Michael Winslow

I just found out that Winslow and I were born in the same town — Spokane, Washington. Sharing a birthplace with the human beatbox himself is as humbling as you’d think it would be. My chances of being the most successful person to be born in Spokane are pretty slim. Not only am I competing with Michael fucking Winslow, I also have to contend with Cubs legend and Hall of Famer Ryne Sandberg. This is the Sound of Settling.

Since the final installment of the Police Academy series, Winslow has appeared in The Great Buck Howard (playing the role of Michael Winslow), an episode of Family Guy (playing the role of Michael Winslow), and an episode of The Drew Carey Show (playing the role of Jimi Hendrix). He was also the only actor from the films to sign on as a full-time cast member of the Police Academy TV series. Winslows gotta eat too. Next, you can catch him in Lavalantula.

G.W. Bailey

Every epic tale needs a classic villain, and Lieutenant Harris is the Joker to Mahoney’s Batman. His job was to suffer, and suffer he did. Watching Harris spray Mace in his armpits or get his lips glued to a megaphone just never, ever stops being funny (when you’ve taken way too many painkillers).

Bailey might have been only second to William Atherton for 1980s comedy hateability. He was once again Guttenberg’s dark mirror in Short Circuit, starring as the odious Captain Skroeder, then reunited with Cattrall as the dastardly Felix in Mannequin. He even played a corrupt cop in Wilson’s Burglar. Enjoy playing Six Degrees of G.W. Bailey at your next Police Academy–themed cocktail party!

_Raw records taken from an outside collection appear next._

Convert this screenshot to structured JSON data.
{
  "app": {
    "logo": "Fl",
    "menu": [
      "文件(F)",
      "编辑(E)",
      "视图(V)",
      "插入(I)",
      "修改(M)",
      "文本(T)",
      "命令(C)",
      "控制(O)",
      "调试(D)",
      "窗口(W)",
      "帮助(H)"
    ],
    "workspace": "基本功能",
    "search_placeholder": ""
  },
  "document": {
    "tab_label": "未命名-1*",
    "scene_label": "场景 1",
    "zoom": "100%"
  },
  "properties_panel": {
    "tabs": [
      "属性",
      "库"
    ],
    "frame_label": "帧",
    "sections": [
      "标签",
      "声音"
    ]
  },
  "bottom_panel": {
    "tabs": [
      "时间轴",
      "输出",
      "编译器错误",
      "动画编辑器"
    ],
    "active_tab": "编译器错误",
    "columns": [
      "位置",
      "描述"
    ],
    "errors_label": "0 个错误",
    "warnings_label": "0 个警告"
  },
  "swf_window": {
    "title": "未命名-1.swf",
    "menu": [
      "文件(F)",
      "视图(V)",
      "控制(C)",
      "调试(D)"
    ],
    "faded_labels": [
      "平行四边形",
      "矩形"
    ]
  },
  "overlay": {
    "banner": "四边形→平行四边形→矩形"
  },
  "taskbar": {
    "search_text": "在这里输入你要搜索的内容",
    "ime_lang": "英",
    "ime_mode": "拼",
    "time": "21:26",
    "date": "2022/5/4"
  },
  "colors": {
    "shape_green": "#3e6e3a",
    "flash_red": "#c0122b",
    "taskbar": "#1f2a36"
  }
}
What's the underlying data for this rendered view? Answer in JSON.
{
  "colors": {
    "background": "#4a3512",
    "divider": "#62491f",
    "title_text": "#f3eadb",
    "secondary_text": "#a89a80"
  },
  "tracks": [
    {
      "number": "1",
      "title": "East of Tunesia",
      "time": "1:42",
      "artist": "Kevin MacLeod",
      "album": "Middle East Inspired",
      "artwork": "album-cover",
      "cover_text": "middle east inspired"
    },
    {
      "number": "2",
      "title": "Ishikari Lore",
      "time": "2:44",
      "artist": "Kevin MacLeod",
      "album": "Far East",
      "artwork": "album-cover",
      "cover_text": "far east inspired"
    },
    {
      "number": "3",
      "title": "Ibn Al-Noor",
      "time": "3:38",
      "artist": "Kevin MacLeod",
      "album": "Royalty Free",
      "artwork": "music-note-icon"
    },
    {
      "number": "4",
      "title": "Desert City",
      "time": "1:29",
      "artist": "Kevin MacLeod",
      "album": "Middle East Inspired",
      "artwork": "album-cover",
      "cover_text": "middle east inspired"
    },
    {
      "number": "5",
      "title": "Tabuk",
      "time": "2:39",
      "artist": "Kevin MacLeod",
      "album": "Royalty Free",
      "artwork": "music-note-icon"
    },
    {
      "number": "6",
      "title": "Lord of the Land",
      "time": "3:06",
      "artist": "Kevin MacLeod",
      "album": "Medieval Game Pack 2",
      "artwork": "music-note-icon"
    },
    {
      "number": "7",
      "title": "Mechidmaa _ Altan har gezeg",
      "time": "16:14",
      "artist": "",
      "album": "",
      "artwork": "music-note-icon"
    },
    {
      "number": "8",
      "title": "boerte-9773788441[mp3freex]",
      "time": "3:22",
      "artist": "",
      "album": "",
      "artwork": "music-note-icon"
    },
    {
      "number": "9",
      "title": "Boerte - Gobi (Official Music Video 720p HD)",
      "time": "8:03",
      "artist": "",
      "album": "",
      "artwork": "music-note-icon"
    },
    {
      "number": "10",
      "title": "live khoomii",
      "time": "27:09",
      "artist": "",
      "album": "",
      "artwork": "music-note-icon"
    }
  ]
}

Most recently, he finished a run on TNT’s The Closer and then transitioned to a role on its spinoff, Major Crimes. I’d hazard a guess that ol’ G.W. is wondering when he’s getting the call for Lavalantula 2.

George Gaynes

Somehow, this guy was able to work after starring in the above scene. When he wasn’t holding it down as Commandant Eric Lassard in Police Acadamy 2-7, he popped up in an episode of Sliders, Wag the Dog, and Vanya on 42nd Street. Oh, and the Roger Corman Fantastic Four movie in the coveted role of “Professor.” Not even “Professor #1.” Just regular-ass “Professor.”

He’s 97, so I don’t think he’s in Lavalantula.

Leslie Easterbrook

Last year, Easterbrook was in something called Mr. Wang Goes to Hollywood. Soon, she’ll be starring in a film titled Beast Mode, which unfortunately does not star Marshawn Lynch. This summer, she’s reuniting with Guttenberg and Winslow for Lavalantula.

Marion Ramsey

Don’t worry. Ramsey will be in Lavalantula, too.

In Memoriam

Bubba Smith

Smith didn’t make the trip to Moscow for the final Police Academy film and didn’t make many more film or TV appearances before his death in 2011.

David Graf

Sergeant Tackleberry was one of the few characters to appear in all seven films,1 so Graf was about as tied to the franchise as one could possibly be. But he still found great success as a journeyman TV actor, appearing on shows like Lois & Clark: The New Adventures of Superman, Martin, and JAG before he died in 2001.

Filed Under: Movies, Police Academy, Steve Guttenberg, Kim Cattrall, Michael WInslow, Bragging Rights

Dave Schilling is a general editor at Grantland.

Archive @ dave_schilling